What you should do:
When a line below contains the word "title", it counts toward the total; give that total and nothing besides.

Recorded data:
__________________________________________________

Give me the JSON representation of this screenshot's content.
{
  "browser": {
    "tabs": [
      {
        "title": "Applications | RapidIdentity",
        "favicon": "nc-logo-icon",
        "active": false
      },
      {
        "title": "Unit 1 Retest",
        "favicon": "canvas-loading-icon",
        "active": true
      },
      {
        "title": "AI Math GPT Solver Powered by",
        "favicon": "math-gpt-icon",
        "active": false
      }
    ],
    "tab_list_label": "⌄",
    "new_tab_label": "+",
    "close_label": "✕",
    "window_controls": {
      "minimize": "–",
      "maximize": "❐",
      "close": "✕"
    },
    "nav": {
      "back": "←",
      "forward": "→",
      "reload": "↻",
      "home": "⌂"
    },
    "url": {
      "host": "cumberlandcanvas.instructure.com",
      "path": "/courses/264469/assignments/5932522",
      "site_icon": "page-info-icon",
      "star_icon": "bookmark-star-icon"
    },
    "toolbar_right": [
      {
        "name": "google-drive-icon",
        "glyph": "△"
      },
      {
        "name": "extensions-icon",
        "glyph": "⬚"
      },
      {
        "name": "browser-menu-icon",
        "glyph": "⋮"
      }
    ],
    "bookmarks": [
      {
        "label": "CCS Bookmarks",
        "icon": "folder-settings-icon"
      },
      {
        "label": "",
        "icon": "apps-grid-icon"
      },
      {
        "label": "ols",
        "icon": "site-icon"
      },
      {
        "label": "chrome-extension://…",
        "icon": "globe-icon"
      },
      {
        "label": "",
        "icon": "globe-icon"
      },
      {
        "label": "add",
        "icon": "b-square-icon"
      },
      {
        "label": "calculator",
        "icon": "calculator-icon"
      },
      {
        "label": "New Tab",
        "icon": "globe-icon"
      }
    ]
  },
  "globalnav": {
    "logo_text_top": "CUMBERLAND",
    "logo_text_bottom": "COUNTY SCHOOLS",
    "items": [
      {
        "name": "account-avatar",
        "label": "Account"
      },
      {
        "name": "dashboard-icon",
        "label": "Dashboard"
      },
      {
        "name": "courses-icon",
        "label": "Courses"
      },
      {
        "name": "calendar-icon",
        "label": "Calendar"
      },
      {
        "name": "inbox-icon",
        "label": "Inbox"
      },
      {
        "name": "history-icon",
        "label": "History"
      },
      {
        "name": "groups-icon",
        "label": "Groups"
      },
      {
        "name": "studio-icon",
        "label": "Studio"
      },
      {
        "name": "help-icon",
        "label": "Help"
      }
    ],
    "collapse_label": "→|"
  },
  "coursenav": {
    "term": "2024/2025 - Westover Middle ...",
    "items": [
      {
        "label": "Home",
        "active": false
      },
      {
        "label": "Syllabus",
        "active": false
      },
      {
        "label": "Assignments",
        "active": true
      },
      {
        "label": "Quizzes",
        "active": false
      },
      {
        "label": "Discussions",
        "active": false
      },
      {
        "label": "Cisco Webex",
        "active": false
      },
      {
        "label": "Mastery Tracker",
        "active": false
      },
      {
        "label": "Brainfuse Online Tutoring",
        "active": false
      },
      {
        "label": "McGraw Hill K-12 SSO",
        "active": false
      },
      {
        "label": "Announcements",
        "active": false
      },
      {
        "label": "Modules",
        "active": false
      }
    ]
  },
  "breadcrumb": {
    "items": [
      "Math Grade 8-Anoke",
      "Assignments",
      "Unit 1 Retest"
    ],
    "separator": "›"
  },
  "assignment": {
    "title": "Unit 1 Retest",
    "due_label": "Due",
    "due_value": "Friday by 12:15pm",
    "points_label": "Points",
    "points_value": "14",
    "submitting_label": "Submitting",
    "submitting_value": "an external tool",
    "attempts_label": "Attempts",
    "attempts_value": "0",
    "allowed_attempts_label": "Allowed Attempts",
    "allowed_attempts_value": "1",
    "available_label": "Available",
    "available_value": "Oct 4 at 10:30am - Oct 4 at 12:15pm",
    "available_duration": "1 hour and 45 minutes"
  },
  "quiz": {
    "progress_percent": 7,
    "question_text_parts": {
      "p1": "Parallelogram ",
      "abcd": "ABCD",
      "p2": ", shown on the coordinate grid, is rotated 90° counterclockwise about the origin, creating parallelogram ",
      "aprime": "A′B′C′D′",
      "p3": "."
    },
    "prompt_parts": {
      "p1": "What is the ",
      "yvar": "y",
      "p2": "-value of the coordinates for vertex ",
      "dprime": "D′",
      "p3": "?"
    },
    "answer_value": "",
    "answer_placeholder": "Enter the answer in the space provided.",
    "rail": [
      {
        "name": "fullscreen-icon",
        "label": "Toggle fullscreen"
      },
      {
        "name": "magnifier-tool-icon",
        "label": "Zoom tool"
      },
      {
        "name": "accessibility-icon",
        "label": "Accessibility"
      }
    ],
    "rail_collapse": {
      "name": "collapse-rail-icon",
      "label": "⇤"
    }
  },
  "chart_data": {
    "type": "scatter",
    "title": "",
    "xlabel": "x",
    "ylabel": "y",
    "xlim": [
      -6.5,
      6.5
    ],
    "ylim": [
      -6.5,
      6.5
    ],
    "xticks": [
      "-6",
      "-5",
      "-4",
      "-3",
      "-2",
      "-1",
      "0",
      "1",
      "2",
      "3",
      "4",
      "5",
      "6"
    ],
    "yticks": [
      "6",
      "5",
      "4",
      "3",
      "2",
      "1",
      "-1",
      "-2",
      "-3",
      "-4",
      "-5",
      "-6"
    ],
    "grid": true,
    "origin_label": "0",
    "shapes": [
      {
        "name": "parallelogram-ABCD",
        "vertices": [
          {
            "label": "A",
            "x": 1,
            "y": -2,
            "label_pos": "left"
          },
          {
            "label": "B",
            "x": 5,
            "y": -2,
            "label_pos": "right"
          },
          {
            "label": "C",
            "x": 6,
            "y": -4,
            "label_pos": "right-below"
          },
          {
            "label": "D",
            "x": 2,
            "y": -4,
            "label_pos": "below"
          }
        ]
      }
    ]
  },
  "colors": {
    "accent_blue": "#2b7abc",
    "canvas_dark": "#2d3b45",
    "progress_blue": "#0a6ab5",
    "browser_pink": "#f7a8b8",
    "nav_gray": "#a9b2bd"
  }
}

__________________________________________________

Response to the task:
5